Movi API - Shaker/ Vibra Box

It is my belief that strong research must exist alongside the production of goods and services. Filmmakers, especially, know that behind the pomp and circumstance of any productive shoot is a well-developed itinerary, and behind a successful rough cut is a team of driven editors. No different is what is lies behind the technology producers use in the field and in the studio; here lie the engineers, those who are willing to explore the problems of the hour, and look for answers.

From June 5, 2017 until July 27, 2017, I joined the team at Windy Films as an intern, under the supervision of Harvey Burrell. I took up the role as a developer, tackling a very specific problem that the Windy team had experienced over the last few months of shooting: their footage was too steady. Among car chase shoots, their material felt slow and bogged down, hindered by smooth camera movement. What they wanted was something that made the chase scenes feel faster, by adding action to not what was in the frame, but to the frame itself. Of course, these motions needed to be deliberate. With machinery, we had the ability to pinpoint the frame motion we desired, eliminating the human element – and likely the associated error.
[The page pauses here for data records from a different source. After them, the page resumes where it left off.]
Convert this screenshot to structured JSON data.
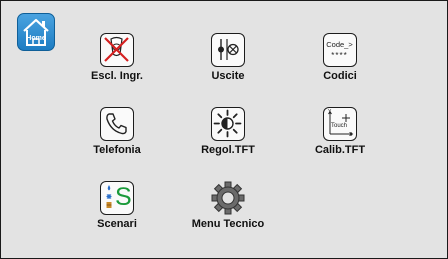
{
  "home": {
    "label": "Home",
    "icon": "home-icon"
  },
  "tiles": [
    {
      "name": "escl-ingr",
      "label": "Escl. Ingr.",
      "icon": "sensor-excluded-icon"
    },
    {
      "name": "uscite",
      "label": "Uscite",
      "icon": "outputs-icon"
    },
    {
      "name": "codici",
      "label": "Codici",
      "icon": "code-icon",
      "code_title": "Code_>",
      "code_mask": "****"
    },
    {
      "name": "telefonia",
      "label": "Telefonia",
      "icon": "phone-icon"
    },
    {
      "name": "regol-tft",
      "label": "Regol.TFT",
      "icon": "brightness-icon"
    },
    {
      "name": "calib-tft",
      "label": "Calib.TFT",
      "icon": "touch-calibration-icon",
      "touch_text": "Touch",
      "axis_y": "Y",
      "axis_x": "X"
    },
    {
      "name": "scenari",
      "label": "Scenari",
      "icon": "scenarios-icon",
      "scenari_glyph": "S"
    },
    {
      "name": "menu-tecnico",
      "label": "Menu Tecnico",
      "icon": "gear-icon"
    }
  ],
  "colors": {
    "background": "#e3e3e3",
    "home_button": "#1d7cc2",
    "scenari_green": "#1a9a3a",
    "excluded_red": "#d42020"
  }
}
I was tasked to design something functional, easy to operate, and flexible for the needs of the project. What slowly took shape was a hardware and software prototype, implemented using a basic Arduino microcontroller connected to a Freefly MōVI Pro camera stabilizer. Through written code and Freefly’s public API, we were able to take control the MOVI Pro’s gimbal motors, constantly changing their rotational velocity. This resulted in jerky pan and tilt, and visually something along the lines of a shaking camera frame.

Throughout the entire process, I found myself caught up in what it meant to do research for a small company like Windy Films, working on the development side of their team. One of the biggest problems I faced was the feeling of being so peripheral. It is hard to feel connected to the team’s core when Windy is so focused on the day the day, the what do we need right now, and how are we going to get it done. All the phone calls, all the meetings, and all the coffee cups make you wonder how you feel about being so future-focused. There is an unwavering desire to ask the question, “Where is this going? For if not today, and not tomorrow, when will this mechanism be the present, integral Windy’s day to day?”

Through my time at the studio, I have realized the importance of mindfulness when in the vicinity of these thoughts. The truth is that with research comes much failure, and a successful mechanism may not come into existence within the span of two months. As I learn to converse with failure, it becomes clearer that the success of development is ingrained within the process itself: to learn more about a piece of hardware, a programming language, to be able to communicate my thoughts more clearly, to have the means to problem solve, think critically, be creative, and work passionately. These are all successes, small and large, independent of the project’s usability, when all is said and done.

Even if this shake mechanism doesn’t make it off the tables of Studio 16, even if it proves to be unusable, research must go on. Day in, day out, we must build and break: it is this continual act that eventually takes us one step further to being a more self-sustainable company.

We are still in pursuit of the three main goals we had for the shake mechanism back in June that revolve around function, use, and flexibility. There is no doubt that accomplishing these three will take help from others. Integrating this prototype into an existing environment is our next step, making the hardware easier to interact with, and the software more direct. We want to see this motion feature in the community around us, useful to many. With any interest in the the project, we hope that you find the following links useful and informative.

For a highlight video:

For documentation: